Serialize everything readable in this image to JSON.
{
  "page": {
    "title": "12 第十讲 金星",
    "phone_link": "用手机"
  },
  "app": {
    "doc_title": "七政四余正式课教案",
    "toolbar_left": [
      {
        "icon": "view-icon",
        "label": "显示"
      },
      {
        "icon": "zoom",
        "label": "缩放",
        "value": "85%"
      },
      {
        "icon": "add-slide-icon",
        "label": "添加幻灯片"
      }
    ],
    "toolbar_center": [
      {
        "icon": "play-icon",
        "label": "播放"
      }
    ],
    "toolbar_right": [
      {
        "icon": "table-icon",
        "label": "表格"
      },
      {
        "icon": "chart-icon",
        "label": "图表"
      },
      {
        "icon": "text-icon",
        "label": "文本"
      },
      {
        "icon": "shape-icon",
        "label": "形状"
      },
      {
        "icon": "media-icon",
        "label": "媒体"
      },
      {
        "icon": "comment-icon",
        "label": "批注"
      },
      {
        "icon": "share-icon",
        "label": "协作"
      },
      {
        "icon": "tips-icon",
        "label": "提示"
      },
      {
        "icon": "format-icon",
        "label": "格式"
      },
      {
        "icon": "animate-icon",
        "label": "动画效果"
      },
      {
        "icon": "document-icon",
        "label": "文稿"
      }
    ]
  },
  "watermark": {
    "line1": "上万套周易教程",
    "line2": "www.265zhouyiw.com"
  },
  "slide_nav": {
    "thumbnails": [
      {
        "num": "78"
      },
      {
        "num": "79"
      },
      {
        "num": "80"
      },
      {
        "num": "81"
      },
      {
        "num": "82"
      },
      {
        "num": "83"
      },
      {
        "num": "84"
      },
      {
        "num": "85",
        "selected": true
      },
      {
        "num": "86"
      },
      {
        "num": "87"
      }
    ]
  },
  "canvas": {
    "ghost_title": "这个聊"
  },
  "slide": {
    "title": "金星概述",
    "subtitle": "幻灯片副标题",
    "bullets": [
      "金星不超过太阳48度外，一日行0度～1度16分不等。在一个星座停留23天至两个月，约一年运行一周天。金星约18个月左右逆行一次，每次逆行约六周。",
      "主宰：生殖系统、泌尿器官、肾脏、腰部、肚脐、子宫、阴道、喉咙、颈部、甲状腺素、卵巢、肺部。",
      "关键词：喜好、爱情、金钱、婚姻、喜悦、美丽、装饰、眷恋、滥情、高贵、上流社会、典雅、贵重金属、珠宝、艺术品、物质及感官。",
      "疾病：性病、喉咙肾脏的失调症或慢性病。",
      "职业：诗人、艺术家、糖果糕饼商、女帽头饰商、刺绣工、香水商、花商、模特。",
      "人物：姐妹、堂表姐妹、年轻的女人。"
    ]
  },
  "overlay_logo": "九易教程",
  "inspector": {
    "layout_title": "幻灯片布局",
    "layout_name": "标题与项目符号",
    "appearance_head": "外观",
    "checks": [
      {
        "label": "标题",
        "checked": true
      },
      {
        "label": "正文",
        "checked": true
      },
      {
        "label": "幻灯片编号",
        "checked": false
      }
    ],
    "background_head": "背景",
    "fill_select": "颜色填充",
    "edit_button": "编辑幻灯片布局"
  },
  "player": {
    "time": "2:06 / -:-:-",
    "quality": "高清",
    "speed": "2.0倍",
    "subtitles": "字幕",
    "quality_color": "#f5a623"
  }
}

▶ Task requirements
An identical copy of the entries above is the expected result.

▶ Your response
Serialize everything readable in this image to JSON.
{
  "page": {
    "title": "12 第十讲 金星",
    "phone_link": "用手机"
  },
  "app": {
    "doc_title": "七政四余正式课教案",
    "toolbar_left": [
      {
        "icon": "view-icon",
        "label": "显示"
      },
      {
        "icon": "zoom",
        "label": "缩放",
        "value": "85%"
      },
      {
        "icon": "add-slide-icon",
        "label": "添加幻灯片"
      }
    ],
    "toolbar_center": [
      {
        "icon": "play-icon",
        "label": "播放"
      }
    ],
    "toolbar_right": [
      {
        "icon": "table-icon",
        "label": "表格"
      },
      {
        "icon": "chart-icon",
        "label": "图表"
      },
      {
        "icon": "text-icon",
        "label": "文本"
      },
      {
        "icon": "shape-icon",
        "label": "形状"
      },
      {
        "icon": "media-icon",
        "label": "媒体"
      },
      {
        "icon": "comment-icon",
        "label": "批注"
      },
      {
        "icon": "share-icon",
        "label": "协作"
      },
      {
        "icon": "tips-icon",
        "label": "提示"
      },
      {
        "icon": "format-icon",
        "label": "格式"
      },
      {
        "icon": "animate-icon",
        "label": "动画效果"
      },
      {
        "icon": "document-icon",
        "label": "文稿"
      }
    ]
  },
  "watermark": {
    "line1": "上万套周易教程",
    "line2": "www.265zhouyiw.com"
  },
  "slide_nav": {
    "thumbnails": [
      {
        "num": "78"
      },
      {
        "num": "79"
      },
      {
        "num": "80"
      },
      {
        "num": "81"
      },
      {
        "num": "82"
      },
      {
        "num": "83"
      },
      {
        "num": "84"
      },
      {
        "num": "85",
        "selected": true
      },
      {
        "num": "86"
      },
      {
        "num": "87"
      }
    ]
  },
  "canvas": {
    "ghost_title": "这个聊"
  },
  "slide": {
    "title": "金星概述",
    "subtitle": "幻灯片副标题",
    "bullets": [
      "金星不超过太阳48度外，一日行0度～1度16分不等。在一个星座停留23天至两个月，约一年运行一周天。金星约18个月左右逆行一次，每次逆行约六周。",
      "主宰：生殖系统、泌尿器官、肾脏、腰部、肚脐、子宫、阴道、喉咙、颈部、甲状腺素、卵巢、肺部。",
      "关键词：喜好、爱情、金钱、婚姻、喜悦、美丽、装饰、眷恋、滥情、高贵、上流社会、典雅、贵重金属、珠宝、艺术品、物质及感官。",
      "疾病：性病、喉咙肾脏的失调症或慢性病。",
      "职业：诗人、艺术家、糖果糕饼商、女帽头饰商、刺绣工、香水商、花商、模特。",
      "人物：姐妹、堂表姐妹、年轻的女人。"
    ]
  },
  "overlay_logo": "九易教程",
  "inspector": {
    "layout_title": "幻灯片布局",
    "layout_name": "标题与项目符号",
    "appearance_head": "外观",
    "checks": [
      {
        "label": "标题",
        "checked": true
      },
      {
        "label": "正文",
        "checked": true
      },
      {
        "label": "幻灯片编号",
        "checked": false
      }
    ],
    "background_head": "背景",
    "fill_select": "颜色填充",
    "edit_button": "编辑幻灯片布局"
  },
  "player": {
    "time": "2:06 / -:-:-",
    "quality": "高清",
    "speed": "2.0倍",
    "subtitles": "字幕",
    "quality_color": "#f5a623"
  }
}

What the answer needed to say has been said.